It is 21 years, I realise with some amazement, since I began covering Grand Prix racing for Autosport, and in that time I have come to know a good many heroes and the occasional villain. Occasionally a reader accuses me of bias, and I rarely offer a defence, being only too aware that I am insufficiently saintly always to keep my opinions of people unaffected by my personal experiences of them. These opinions are not necessarily set in stone, however.
Through most of Nigel Mansell’s career, for example, I thought him an odd individual (even in a world where odd people are not hard to find), and undeniably he always had a wincingly unfunny sense of humour, but most of the time he was affable enough, and none could deny that he was a hell of a racer. When he took his Ferrari past Ayrton’s McLaren at the Hungaroring in 1989, with a move of brilliant opportunism, I cheered loudly.
To my mind, that Budapest victory stands as the greatest of his career, for not only did it involve overtaking Senna, but also came on a day when Mansell did not have the best car. And that season, remarkably, he was also at his most relaxed, with little of the hair-trigger tetchiness which became his later hallmark. On the face of it, Nigel’s going to Ferrari was like introducing nitro to glycerine, but instead he revelled in the glamour of Maranello, and in the way they kept his adoration quotient topped up.
Mansell’s victory in Hungary ’89 was the result of “brilliant opportunism”
Grand Prix Photo
The relationship with Ferrari went sour in Mansell’s second season with the team, when Alain Prost, previously the one man in motor racing for whom he had not a critical word, arrived. Paranoia about his team-mates, notably Prost and Nelson Piquet, both of whom, he darkly suggested, devoted every waking moment to undermining him, became wearisome, but it was only in the last couple of years of his F1 career that I, and others, actually came to dislike him.
Once back at Williams, in 1991 and particularly in 1992, Mansell had the fastest car, and as victory followed victory his self: esteem always well padded became bloated. And the more he pushed his achievements in your face, the more your inclination was to remind the world that maybe Frank Williams and Patrick Head and Adrian Newey and Renault were playing a part in this, too. There was also, let it be said, the compulsion to offer some antidote to the sycophancy heaped on Mansell by the tabloids.

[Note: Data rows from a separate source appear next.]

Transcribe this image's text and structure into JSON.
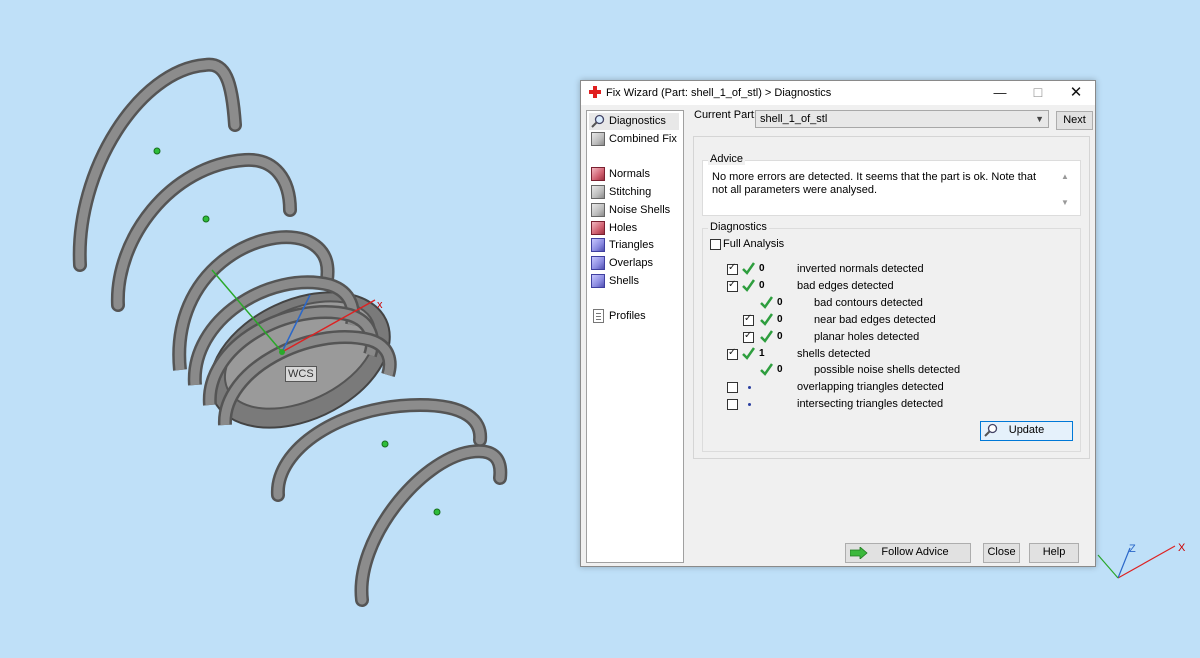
{
  "viewport": {
    "wcs_label": "WCS",
    "x_axis_label": "x",
    "corner_z_label": "Z",
    "corner_x_label": "X"
  },
  "window": {
    "title": "Fix Wizard (Part: shell_1_of_stl) > Diagnostics",
    "minimize_glyph": "—",
    "maximize_glyph": "☐",
    "close_glyph": "✕"
  },
  "nav": {
    "items": [
      {
        "label": "Diagnostics",
        "icon": "magnifier-icon"
      },
      {
        "label": "Combined Fix",
        "icon": "cube-icon"
      },
      {
        "label": "Normals",
        "icon": "cube-icon"
      },
      {
        "label": "Stitching",
        "icon": "cube-icon"
      },
      {
        "label": "Noise Shells",
        "icon": "cube-icon"
      },
      {
        "label": "Holes",
        "icon": "cube-icon"
      },
      {
        "label": "Triangles",
        "icon": "cube-icon"
      },
      {
        "label": "Overlaps",
        "icon": "cube-icon"
      },
      {
        "label": "Shells",
        "icon": "cube-icon"
      },
      {
        "label": "Profiles",
        "icon": "profile-icon"
      }
    ]
  },
  "current_part": {
    "label": "Current Part:",
    "value": "shell_1_of_stl",
    "next_label": "Next"
  },
  "advice": {
    "title": "Advice",
    "text": "No more errors are detected. It seems that the part is ok. Note that not all parameters were analysed."
  },
  "diagnostics": {
    "title": "Diagnostics",
    "full_analysis_label": "Full Analysis",
    "full_analysis_checked": false,
    "rows": [
      {
        "checkbox": true,
        "checked": true,
        "status": "ok",
        "count": "0",
        "label": "inverted normals detected",
        "indent": 0
      },
      {
        "checkbox": true,
        "checked": true,
        "status": "ok",
        "count": "0",
        "label": "bad edges detected",
        "indent": 0
      },
      {
        "checkbox": false,
        "checked": false,
        "status": "ok",
        "count": "0",
        "label": "bad contours detected",
        "indent": 1
      },
      {
        "checkbox": true,
        "checked": true,
        "status": "ok",
        "count": "0",
        "label": "near bad edges detected",
        "indent": 1
      },
      {
        "checkbox": true,
        "checked": true,
        "status": "ok",
        "count": "0",
        "label": "planar holes detected",
        "indent": 1
      },
      {
        "checkbox": true,
        "checked": true,
        "status": "ok",
        "count": "1",
        "label": "shells detected",
        "indent": 0
      },
      {
        "checkbox": false,
        "checked": false,
        "status": "ok",
        "count": "0",
        "label": "possible noise shells detected",
        "indent": 1
      },
      {
        "checkbox": true,
        "checked": false,
        "status": "pending",
        "count": "",
        "label": "overlapping triangles detected",
        "indent": 0
      },
      {
        "checkbox": true,
        "checked": false,
        "status": "pending",
        "count": "",
        "label": "intersecting triangles detected",
        "indent": 0
      }
    ],
    "update_label": "Update"
  },
  "footer": {
    "follow_advice_label": "Follow Advice",
    "close_label": "Close",
    "help_label": "Help"
  },
  "colors": {
    "viewport_bg": "#bfe0f8",
    "tick_green": "#2e9e3e",
    "title_icon_red": "#e02020"
  }
}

Not that you could altogether blame the tabloid journalists, mind you, for essentially they were at Montreal or Spa or wherever not to report the race as much as to write about Mansell and his latest controversy. Invariably they took a sympathetic line, because Nigel was always hyper-sensitive to criticism, and if they lost contact with him they also lost the sympathy of their editors.

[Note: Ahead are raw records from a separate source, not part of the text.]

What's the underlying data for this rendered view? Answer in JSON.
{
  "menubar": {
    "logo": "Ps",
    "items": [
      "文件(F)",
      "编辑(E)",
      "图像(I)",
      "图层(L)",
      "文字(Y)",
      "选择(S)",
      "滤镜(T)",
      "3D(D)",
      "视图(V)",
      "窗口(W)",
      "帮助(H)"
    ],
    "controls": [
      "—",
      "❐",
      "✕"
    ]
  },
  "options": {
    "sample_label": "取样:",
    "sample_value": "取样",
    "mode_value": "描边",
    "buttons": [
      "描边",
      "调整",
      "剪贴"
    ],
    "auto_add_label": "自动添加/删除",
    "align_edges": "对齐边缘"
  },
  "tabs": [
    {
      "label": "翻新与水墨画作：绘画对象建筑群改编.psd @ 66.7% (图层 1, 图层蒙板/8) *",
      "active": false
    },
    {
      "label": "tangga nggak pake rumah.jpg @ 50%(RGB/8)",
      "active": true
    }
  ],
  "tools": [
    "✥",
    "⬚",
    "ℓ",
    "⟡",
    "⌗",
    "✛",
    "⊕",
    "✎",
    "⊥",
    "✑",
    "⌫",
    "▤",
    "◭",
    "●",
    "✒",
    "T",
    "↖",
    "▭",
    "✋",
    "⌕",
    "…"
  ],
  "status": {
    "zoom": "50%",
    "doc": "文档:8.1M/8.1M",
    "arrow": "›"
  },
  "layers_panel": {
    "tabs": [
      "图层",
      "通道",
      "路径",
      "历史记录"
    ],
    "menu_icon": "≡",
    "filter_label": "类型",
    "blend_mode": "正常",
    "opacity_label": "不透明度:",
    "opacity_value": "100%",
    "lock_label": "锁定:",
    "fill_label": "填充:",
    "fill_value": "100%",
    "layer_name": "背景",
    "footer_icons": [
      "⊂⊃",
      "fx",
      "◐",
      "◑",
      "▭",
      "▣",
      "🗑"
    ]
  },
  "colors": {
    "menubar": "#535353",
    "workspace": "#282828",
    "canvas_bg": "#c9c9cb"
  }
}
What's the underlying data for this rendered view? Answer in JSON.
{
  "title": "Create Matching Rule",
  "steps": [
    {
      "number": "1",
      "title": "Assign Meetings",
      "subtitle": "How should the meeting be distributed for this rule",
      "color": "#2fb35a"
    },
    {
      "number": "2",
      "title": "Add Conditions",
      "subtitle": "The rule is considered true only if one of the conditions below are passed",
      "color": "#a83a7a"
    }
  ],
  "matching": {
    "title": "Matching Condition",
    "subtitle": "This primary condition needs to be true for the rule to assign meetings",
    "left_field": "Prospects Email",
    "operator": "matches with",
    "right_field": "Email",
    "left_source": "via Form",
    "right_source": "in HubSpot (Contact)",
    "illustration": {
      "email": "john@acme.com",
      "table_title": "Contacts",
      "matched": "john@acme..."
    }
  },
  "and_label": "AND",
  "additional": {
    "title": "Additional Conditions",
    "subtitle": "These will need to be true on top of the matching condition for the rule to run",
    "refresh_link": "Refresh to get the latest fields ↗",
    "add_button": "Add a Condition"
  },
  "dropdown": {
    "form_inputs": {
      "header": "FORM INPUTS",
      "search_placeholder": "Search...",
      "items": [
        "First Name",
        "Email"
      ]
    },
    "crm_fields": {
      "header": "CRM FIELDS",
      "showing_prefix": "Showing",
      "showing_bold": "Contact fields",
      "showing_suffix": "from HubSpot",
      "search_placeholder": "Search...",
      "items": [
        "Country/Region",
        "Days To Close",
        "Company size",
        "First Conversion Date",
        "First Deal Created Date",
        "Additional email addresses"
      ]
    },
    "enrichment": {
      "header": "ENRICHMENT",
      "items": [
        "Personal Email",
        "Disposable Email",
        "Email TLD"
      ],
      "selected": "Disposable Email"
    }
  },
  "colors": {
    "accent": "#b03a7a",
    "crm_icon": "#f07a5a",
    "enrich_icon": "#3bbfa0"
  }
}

There was always something to talk about when Nigel Mansell was on the Formula 1 scene… and it usually made excellent copy for the tabloid press
At the end of 1992, unable to reach a new accommodation with Williams, Mansell went off to Indycar racing. Shortly before the start of the opening Grand Prix of ’93, at Kyalami, a colleague called for silence, said he had an announcement to make. “I’ve just realised,” he said, “that we’re about to have a race and he can’t win it!” The press room broke into applause…
Mansell is an extreme case, however, and whatever one may think of the man he became, while he was around there was always something to talk about; no one was indifferent. Wherever he was in the world, he had fresh problems flown in daily; even when he won, he came across like Shylock selling wholesale.
“You make a star, you make a monster,” movie magnate Sam Spiegel once said, but in fact this is by no means an automatic process in racing, as anyone will attest who knew Fangio or Moss, Clark or Stewart. To be a god in a racing car is not necessarily to be a pain out of it, as I know from my own experience of such as Mario Andretti, Gilles Villeneuve, Keke Rosberg, Gerhard Berger, and so on.